> _Exercise requirements_: The lines to copy are those in the records below that hold the word "amount".

Content starts

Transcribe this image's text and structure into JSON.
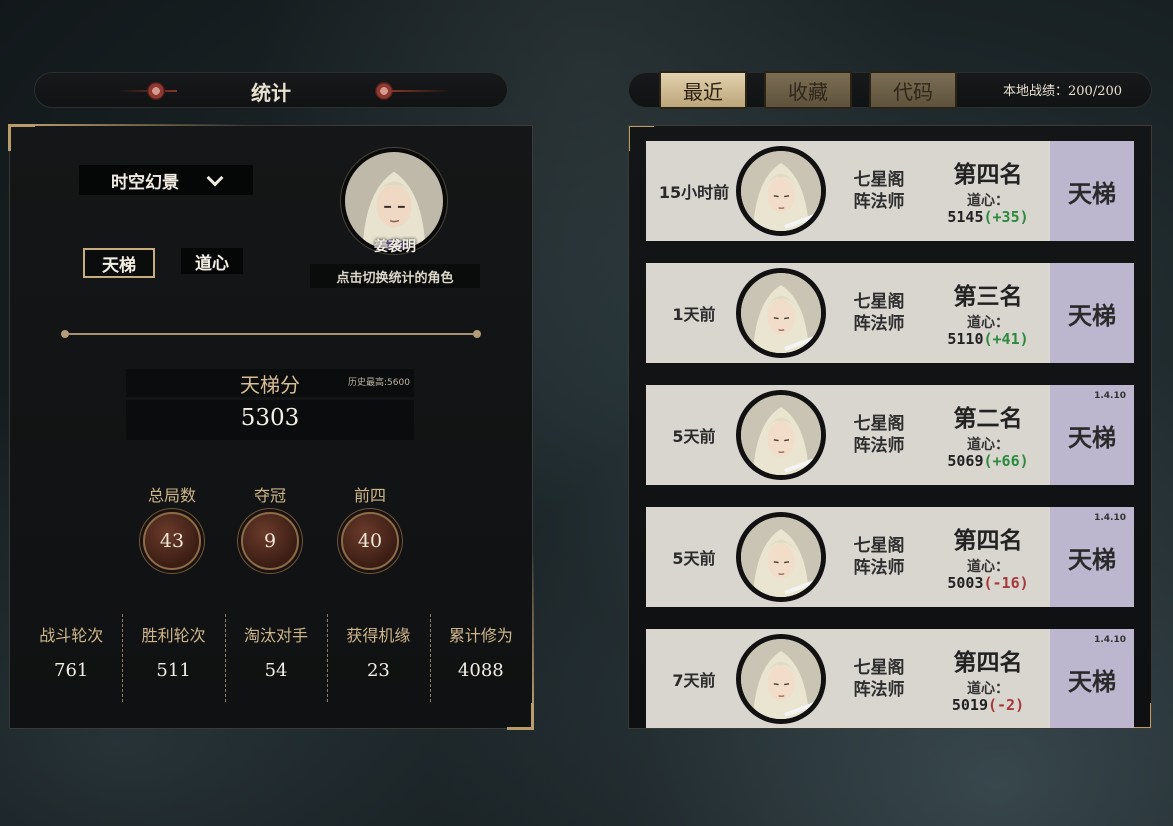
{
  "stats_header": {
    "title": "统计"
  },
  "left": {
    "mode_select": {
      "value": "时空幻景"
    },
    "tabs": [
      {
        "label": "天梯",
        "active": true
      },
      {
        "label": "道心",
        "active": false
      }
    ],
    "character": {
      "name": "姜袭明",
      "switch_hint": "点击切换统计的角色"
    },
    "score": {
      "label": "天梯分",
      "historical_best": "历史最高:5600",
      "value": "5303"
    },
    "badges": [
      {
        "label": "总局数",
        "value": "43"
      },
      {
        "label": "夺冠",
        "value": "9"
      },
      {
        "label": "前四",
        "value": "40"
      }
    ],
    "summary": [
      {
        "label": "战斗轮次",
        "value": "761"
      },
      {
        "label": "胜利轮次",
        "value": "511"
      },
      {
        "label": "淘汰对手",
        "value": "54"
      },
      {
        "label": "获得机缘",
        "value": "23"
      },
      {
        "label": "累计修为",
        "value": "4088"
      }
    ]
  },
  "right": {
    "tabs": [
      {
        "label": "最近",
        "active": true
      },
      {
        "label": "收藏",
        "active": false
      },
      {
        "label": "代码",
        "active": false
      }
    ],
    "local_record": "本地战绩：200/200",
    "matches": [
      {
        "time": "15小时前",
        "sect": "七星阁",
        "role": "阵法师",
        "rank": "第四名",
        "daoxin_label": "道心：",
        "daoxin": "5145",
        "delta": "(+35)",
        "delta_sign": "pos",
        "mode": "天梯",
        "version": ""
      },
      {
        "time": "1天前",
        "sect": "七星阁",
        "role": "阵法师",
        "rank": "第三名",
        "daoxin_label": "道心：",
        "daoxin": "5110",
        "delta": "(+41)",
        "delta_sign": "pos",
        "mode": "天梯",
        "version": ""
      },
      {
        "time": "5天前",
        "sect": "七星阁",
        "role": "阵法师",
        "rank": "第二名",
        "daoxin_label": "道心：",
        "daoxin": "5069",
        "delta": "(+66)",
        "delta_sign": "pos",
        "mode": "天梯",
        "version": "1.4.10"
      },
      {
        "time": "5天前",
        "sect": "七星阁",
        "role": "阵法师",
        "rank": "第四名",
        "daoxin_label": "道心：",
        "daoxin": "5003",
        "delta": "(-16)",
        "delta_sign": "neg",
        "mode": "天梯",
        "version": "1.4.10"
      },
      {
        "time": "7天前",
        "sect": "七星阁",
        "role": "阵法师",
        "rank": "第四名",
        "daoxin_label": "道心：",
        "daoxin": "5019",
        "delta": "(-2)",
        "delta_sign": "neg",
        "mode": "天梯",
        "version": "1.4.10"
      }
    ]
  },
  "colors": {
    "gold": "#b99b6c",
    "positive": "#2c8a3e",
    "negative": "#a83838",
    "mode_bg": "#bcb7cf",
    "card_bg": "#d9d6d0"
  }
}
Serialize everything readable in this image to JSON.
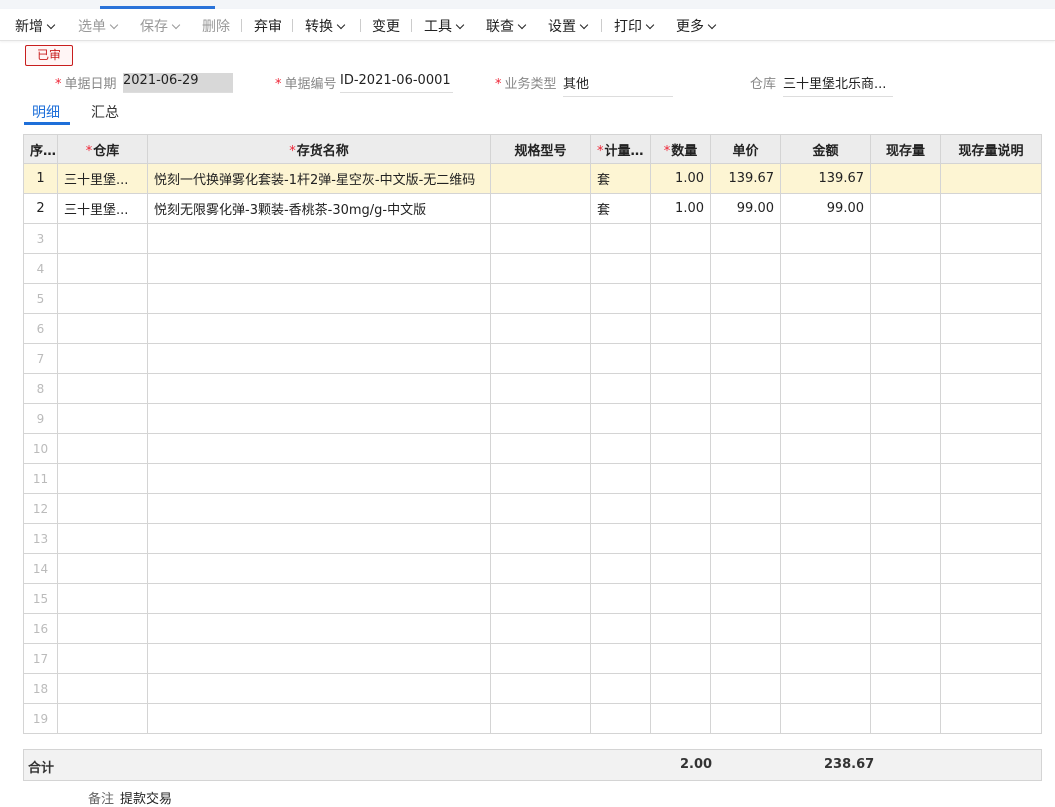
{
  "toolbar": {
    "items": [
      {
        "label": "新增",
        "dropdown": true,
        "disabled": false
      },
      {
        "label": "选单",
        "dropdown": true,
        "disabled": true
      },
      {
        "label": "保存",
        "dropdown": true,
        "disabled": true
      },
      {
        "label": "删除",
        "dropdown": false,
        "disabled": true
      },
      {
        "label": "弃审",
        "dropdown": false,
        "disabled": false
      },
      {
        "label": "转换",
        "dropdown": true,
        "disabled": false
      },
      {
        "label": "变更",
        "dropdown": false,
        "disabled": false
      },
      {
        "label": "工具",
        "dropdown": true,
        "disabled": false
      },
      {
        "label": "联查",
        "dropdown": true,
        "disabled": false
      },
      {
        "label": "设置",
        "dropdown": true,
        "disabled": false
      },
      {
        "label": "打印",
        "dropdown": true,
        "disabled": false
      },
      {
        "label": "更多",
        "dropdown": true,
        "disabled": false
      }
    ]
  },
  "status": {
    "label": "已审",
    "color": "#c81e1e"
  },
  "header": {
    "date": {
      "label": "单据日期",
      "value": "2021-06-29"
    },
    "code": {
      "label": "单据编号",
      "value": "ID-2021-06-0001"
    },
    "biz_type": {
      "label": "业务类型",
      "value": "其他"
    },
    "warehouse": {
      "label": "仓库",
      "value": "三十里堡北乐商..."
    }
  },
  "subtabs": [
    "明细",
    "汇总"
  ],
  "grid": {
    "columns": [
      {
        "label": "序号",
        "required": false
      },
      {
        "label": "仓库",
        "required": true
      },
      {
        "label": "存货名称",
        "required": true
      },
      {
        "label": "规格型号",
        "required": false
      },
      {
        "label": "计量单位",
        "required": true
      },
      {
        "label": "数量",
        "required": true
      },
      {
        "label": "单价",
        "required": false
      },
      {
        "label": "金额",
        "required": false
      },
      {
        "label": "现存量",
        "required": false
      },
      {
        "label": "现存量说明",
        "required": false
      }
    ],
    "rows": [
      {
        "idx": "1",
        "warehouse": "三十里堡...",
        "name": "悦刻一代换弹雾化套装-1杆2弹-星空灰-中文版-无二维码",
        "spec": "",
        "unit": "套",
        "qty": "1.00",
        "price": "139.67",
        "amount": "139.67",
        "stock": "",
        "stock_note": ""
      },
      {
        "idx": "2",
        "warehouse": "三十里堡...",
        "name": "悦刻无限雾化弹-3颗装-香桃茶-30mg/g-中文版",
        "spec": "",
        "unit": "套",
        "qty": "1.00",
        "price": "99.00",
        "amount": "99.00",
        "stock": "",
        "stock_note": ""
      }
    ],
    "empty_row_numbers": [
      "3",
      "4",
      "5",
      "6",
      "7",
      "8",
      "9",
      "10",
      "11",
      "12",
      "13",
      "14",
      "15",
      "16",
      "17",
      "18",
      "19"
    ]
  },
  "totals": {
    "label": "合计",
    "qty": "2.00",
    "amount": "238.67"
  },
  "remark": {
    "label": "备注",
    "value": "提款交易"
  },
  "colors": {
    "accent": "#1e6fd9",
    "highlight_row": "#fdf5d3",
    "required": "#e23"
  }
}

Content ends

> _Response area_:
        "amount": "139.67",
        "amount": "99.00",
    "amount": "238.67"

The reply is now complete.